We took a nature walk yesterday and Eli found a rock. He said “This is for baby Sidney at the cemetery. I think he will like it.” I told him that he was a good brother to think of Sidney. It is bittersweet for me when he mentions Sidney on his own.
I have only been back to campus twice so far, and I will go again on Tuesday. I guess it’s been okay. I have had a colleague meet me at the car to minimize random encounters I might have on the way in, students who don’t know what happened, but on Tuesday I will make the walk by myself. Having meetings and talking to students, including my first PhD student, has been good for me, I guess, especially since I am doing it in such small doses. I agreed to be our department representative to the faculty senate, which meets for the first time Tuesday, though, so we will see how that goes.

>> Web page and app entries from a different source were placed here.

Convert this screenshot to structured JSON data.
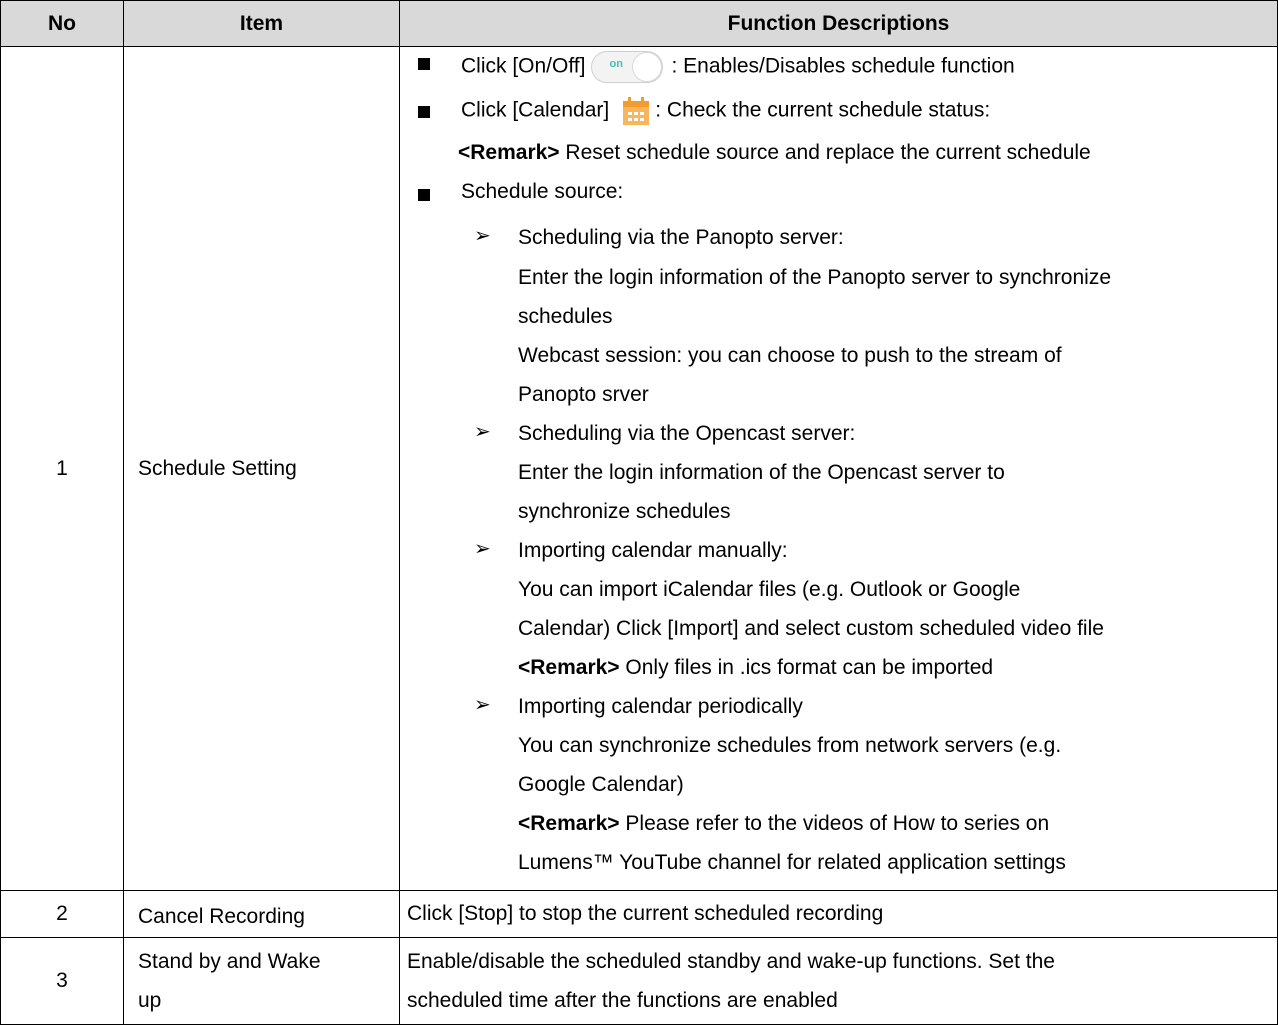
{
  "headers": {
    "no": "No",
    "item": "Item",
    "desc": "Function Descriptions"
  },
  "row1": {
    "no": "1",
    "item": "Schedule Setting",
    "onoff_prefix": "Click [On/Off]",
    "toggle_label": "on",
    "onoff_suffix": ": Enables/Disables schedule function",
    "calendar_prefix": "Click [Calendar]",
    "calendar_suffix": ": Check the current schedule status:",
    "remark_tag": "<Remark>",
    "remark1": " Reset schedule source and replace the current schedule",
    "source_label": "Schedule source:",
    "arrow_glyph": "➢",
    "panopto_title": "Scheduling via the Panopto server:",
    "panopto_l1": "Enter the login information of the Panopto server to synchronize",
    "panopto_l2": "schedules",
    "panopto_l3": "Webcast session: you can choose to push to the stream of",
    "panopto_l4": "Panopto srver",
    "opencast_title": "Scheduling via the Opencast server:",
    "opencast_l1": "Enter the login information of the Opencast server to",
    "opencast_l2": "synchronize schedules",
    "manual_title": "Importing calendar manually:",
    "manual_l1": "You can import iCalendar files (e.g. Outlook or Google",
    "manual_l2": "Calendar) Click [Import] and select custom scheduled video file",
    "manual_remark": " Only files in .ics format can be imported",
    "periodic_title": "Importing calendar periodically",
    "periodic_l1": "You can synchronize schedules from network servers (e.g.",
    "periodic_l2": "Google Calendar)",
    "periodic_remark": " Please refer to the videos of How to series on",
    "periodic_l3": "Lumens™ YouTube channel for related application settings"
  },
  "row2": {
    "no": "2",
    "item": "Cancel Recording",
    "desc": "Click [Stop] to stop the current scheduled recording"
  },
  "row3": {
    "no": "3",
    "item_l1": "Stand by and Wake",
    "item_l2": "up",
    "desc_l1": "Enable/disable the scheduled standby and wake-up functions. Set the",
    "desc_l2": "scheduled time after the functions are enabled"
  },
  "colors": {
    "header_bg": "#d9d9d9",
    "toggle_text": "#3fc1b8",
    "calendar_icon": "#f39c2b"
  }
}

I did run into a student from my global poverty class. He knew what happened, and said, “Can I give you a hug?” He told me the class was devastated, and that he was there for me, happy to help in any way he could, whether with research or support. It was kind. The graduate student who told that class what had happened said that she heard an audible gasp when she told them. I also met with an undergraduate who is doing an independent study with me. Most of the meeting we talked about her readings. But then at the end she started to get teary eyed, and said that she was always there for me, that she was on skype all the time. It was sweet. I know I won’t ever take her up on it, but I appreciated the gesture nonetheless. I will try to think of these acts of care when I feel all alone, when people on campus inevitably move on or do not understand why I am still devastated and broken.
I took Eli to starbucks yesterday morning. It was too much, a long line, lots of mothers sitting outside with their babies. “Figure out where your limits are” says the therapist. So at least, I figured out one. Starbucks on a sunny Saturday morning….